A weary President Carter returned to the campaign trail yesterday to blast Republican tax-cut proposals and promise a complete cleanup of the "mess" he said he inherited in the General Services Administration.
Fighting fatigue that had his aides openly expressing concern. Carter received bouquets for his Camp David diplomacy from politicians and citizens and praised Democratic congressional and gubernatorial candidates in Pennsylvania and Ohio.
He continued to express optimism on the future of the Middle East negotiations but said that critical comments from Jordan's King Hussein might limit the progress in dealing with the Palestinian question.

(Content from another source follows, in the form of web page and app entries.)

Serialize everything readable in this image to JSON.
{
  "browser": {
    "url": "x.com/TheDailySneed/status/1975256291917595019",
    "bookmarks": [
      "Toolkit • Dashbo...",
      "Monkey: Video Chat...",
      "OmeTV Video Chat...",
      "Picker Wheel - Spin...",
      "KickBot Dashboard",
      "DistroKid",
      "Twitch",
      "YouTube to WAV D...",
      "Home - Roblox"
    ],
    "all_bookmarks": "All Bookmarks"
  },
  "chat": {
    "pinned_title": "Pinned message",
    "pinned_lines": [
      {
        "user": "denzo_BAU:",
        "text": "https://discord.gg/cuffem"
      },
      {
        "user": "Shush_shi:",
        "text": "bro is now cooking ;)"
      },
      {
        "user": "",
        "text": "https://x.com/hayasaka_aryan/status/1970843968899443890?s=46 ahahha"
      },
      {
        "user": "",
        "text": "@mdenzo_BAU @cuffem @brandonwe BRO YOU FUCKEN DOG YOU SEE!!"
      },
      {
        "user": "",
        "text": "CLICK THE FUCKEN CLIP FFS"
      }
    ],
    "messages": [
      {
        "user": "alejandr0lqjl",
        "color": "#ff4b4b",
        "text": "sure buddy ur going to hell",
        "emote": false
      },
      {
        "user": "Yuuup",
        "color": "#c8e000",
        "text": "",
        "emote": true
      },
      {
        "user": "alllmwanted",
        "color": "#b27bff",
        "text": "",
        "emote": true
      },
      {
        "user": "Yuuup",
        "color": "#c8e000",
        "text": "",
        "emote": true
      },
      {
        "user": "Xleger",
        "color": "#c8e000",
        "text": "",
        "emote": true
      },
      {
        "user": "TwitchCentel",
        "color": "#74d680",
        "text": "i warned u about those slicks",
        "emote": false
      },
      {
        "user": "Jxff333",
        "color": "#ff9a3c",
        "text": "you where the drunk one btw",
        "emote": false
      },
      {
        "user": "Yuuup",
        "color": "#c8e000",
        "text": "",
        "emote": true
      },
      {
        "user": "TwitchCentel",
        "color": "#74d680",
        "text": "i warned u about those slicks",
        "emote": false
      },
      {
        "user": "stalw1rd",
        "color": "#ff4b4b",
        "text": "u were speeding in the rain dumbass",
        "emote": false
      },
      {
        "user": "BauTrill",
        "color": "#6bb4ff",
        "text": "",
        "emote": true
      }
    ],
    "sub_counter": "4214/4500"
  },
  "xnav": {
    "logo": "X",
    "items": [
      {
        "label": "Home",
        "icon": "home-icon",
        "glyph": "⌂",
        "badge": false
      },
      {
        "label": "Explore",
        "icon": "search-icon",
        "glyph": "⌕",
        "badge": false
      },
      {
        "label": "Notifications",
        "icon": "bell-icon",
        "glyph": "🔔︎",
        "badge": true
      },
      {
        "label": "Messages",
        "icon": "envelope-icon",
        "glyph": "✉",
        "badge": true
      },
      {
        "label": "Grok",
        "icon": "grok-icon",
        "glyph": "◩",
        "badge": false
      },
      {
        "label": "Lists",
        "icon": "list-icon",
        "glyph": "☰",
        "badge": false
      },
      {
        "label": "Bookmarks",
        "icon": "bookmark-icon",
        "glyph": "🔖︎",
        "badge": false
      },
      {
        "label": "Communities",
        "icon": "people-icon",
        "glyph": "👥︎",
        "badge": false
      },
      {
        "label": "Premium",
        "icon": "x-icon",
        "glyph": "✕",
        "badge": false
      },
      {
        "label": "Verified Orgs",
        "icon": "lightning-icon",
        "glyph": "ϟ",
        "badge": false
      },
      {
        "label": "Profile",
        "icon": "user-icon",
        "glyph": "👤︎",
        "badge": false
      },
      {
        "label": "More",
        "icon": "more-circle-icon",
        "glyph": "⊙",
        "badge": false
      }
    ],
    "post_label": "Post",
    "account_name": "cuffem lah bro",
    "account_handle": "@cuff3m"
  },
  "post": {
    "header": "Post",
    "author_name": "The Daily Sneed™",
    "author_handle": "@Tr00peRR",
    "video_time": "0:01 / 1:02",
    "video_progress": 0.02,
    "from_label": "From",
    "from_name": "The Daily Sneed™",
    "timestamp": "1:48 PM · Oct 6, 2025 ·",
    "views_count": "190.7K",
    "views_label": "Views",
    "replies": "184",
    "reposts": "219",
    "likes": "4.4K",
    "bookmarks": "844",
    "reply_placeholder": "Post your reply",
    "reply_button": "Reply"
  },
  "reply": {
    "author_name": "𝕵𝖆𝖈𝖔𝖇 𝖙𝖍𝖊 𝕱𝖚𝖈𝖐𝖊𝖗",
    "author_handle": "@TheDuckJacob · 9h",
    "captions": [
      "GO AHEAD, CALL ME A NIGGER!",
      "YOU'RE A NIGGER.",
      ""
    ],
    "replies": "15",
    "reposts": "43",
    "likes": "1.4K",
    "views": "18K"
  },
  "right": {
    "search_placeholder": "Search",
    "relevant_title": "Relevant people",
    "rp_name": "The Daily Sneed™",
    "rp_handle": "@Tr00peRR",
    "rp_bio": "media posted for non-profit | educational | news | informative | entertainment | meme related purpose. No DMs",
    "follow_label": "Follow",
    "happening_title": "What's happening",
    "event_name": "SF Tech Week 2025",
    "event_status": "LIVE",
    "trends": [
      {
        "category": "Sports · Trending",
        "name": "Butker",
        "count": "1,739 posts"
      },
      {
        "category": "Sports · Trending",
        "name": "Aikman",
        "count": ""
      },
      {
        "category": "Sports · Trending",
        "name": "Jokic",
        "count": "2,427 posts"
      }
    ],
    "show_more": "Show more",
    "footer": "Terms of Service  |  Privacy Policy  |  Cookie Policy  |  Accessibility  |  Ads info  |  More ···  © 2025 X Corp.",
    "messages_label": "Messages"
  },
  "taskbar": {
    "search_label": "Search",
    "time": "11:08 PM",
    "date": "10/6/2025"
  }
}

In Columbus, Ohio, last night, Carter told a Democratic Party dinner that "very shortly, after the Knesset [the Israeli parliament] votes, we will see a peace treaty between Israel and Egypt that will last."
A Democratic Party official traveling on Air Force One said the president is "so darn tired we're just trying to keep him from blowing up."
Carter has had no break in his schedule since the 13-day Camp David meeting ended last Sunday. He complained several times of his fatigue to political audiences in North and South Carolina on Friday night.
Nonetheless, he endured the rituals of a town meeting in this steel city north of Pittsburgh - including the now-customary little girl's hug and an unexpected invitation to become an honorary member of a local Girl Scout troop.
The crowds, as they had been in the Carolinas, seemed unusually demonstrative and friendly toward the President.
Carter used a question on senior citizen property tax relief to tee off on the Republicans' main campaign issue for 1978 - the Kemp-Roth bill calling for a 33 percent tax cut over the next three years.
Any revenue reduction that "drastic," he said, would either cut essential government services or throw an added burden onto the local property tax.
"I believe we can cut taxes substantially," Carter said, predicting that Congress will send him a bill calling for a $20 billion reduction in current levies. But to do what the Republicans have been advocating in a cross-country "tax clipper" aircade with their most prominent national spokesmen would "inevitably mean adding to the property tax burden," Carter said.
He also sought to blunt what some Democratic leaders fear may become a political backlash on the GSA scandals by putting the blame for contracting and purchasing frauds in the giant agency on predecessor Republican administrations.
"What has happened there over the last decade," he said, "has amounted to hundreds of millions of dollars stolen from you, the taxpayers of our country . . . We inherited a mess, but we are getting it under control."
The Pennsylvania and Ohio trips put Carter's endorsement behind a pair of gubernatorial candidates who gave early support to his drive for the 1976 presidential nomination and who could be important allies in 1980.
Here, he praised former Pittsburgh mayor Peter F. Flaherty, who served for a year as deputy attorney general in Carter's administration before coming back to win the Democratic gubernatorial nomination. Flaherty is leading Republican nominee Richard L. Thornburgh, also a former prosecutor, in both parties' private polls.
At a fund-raising dinner in Columbus last night, Carter gave his blessing to Ohio Lt. Gov. Richard Celeste, a Democrat, who is believed to be running a close gubernatorial race against the Republican incumbent, James A. Rhodes.
In an interview with out-of-town editors released by the White House yesterday, Carter said, "I don't see any trend at all against Democrats this fall," and predicted that the party's losses in the House will be "much less" than the 35 to 40 seats he said had been typical of midterm elections in the past.
That prediction is shared by politicians of both parties and is supported by public opinion polls.
In the same interview, Carter minimized the political significance of the primary election defeats of two prominent Democratic liberals, Massachusetts Gov. Michael S. Dukakis, who was seeking renomination, and Rep. Donald M. Fraser, who sought a Democratic senatorial nomination in Minnesota.
Carter said special factors were at work in both states and "I don't see it as a trend in the future."
In that interview and in the town meeting here, he again ruled out resorting to direct wage-price controls "unless our country reaches an extreme emergency." He said the new guidelines for wage and price increases now being prepared by the administration "will be a tough, strong step against inflation." But he gave no hint of the timing or substance of the new guidelines.
Carter also told the editors he saw no threat the freedom of the press in the jailing for contempt of court of a New York Times reporter for refusing to turn over his notes to defense attorneys in a murder case or a recent Supreme Court decision allowing police to search the offices of the Stanford University Daily.
He said the issues in both cases could be resolved "quite readily" by legislation, administrative action or further court decisions, and added, "I really don't feel as president . . . that there is a trend in our country away from protecting the right of freedom of speech or freedom of reporting the news."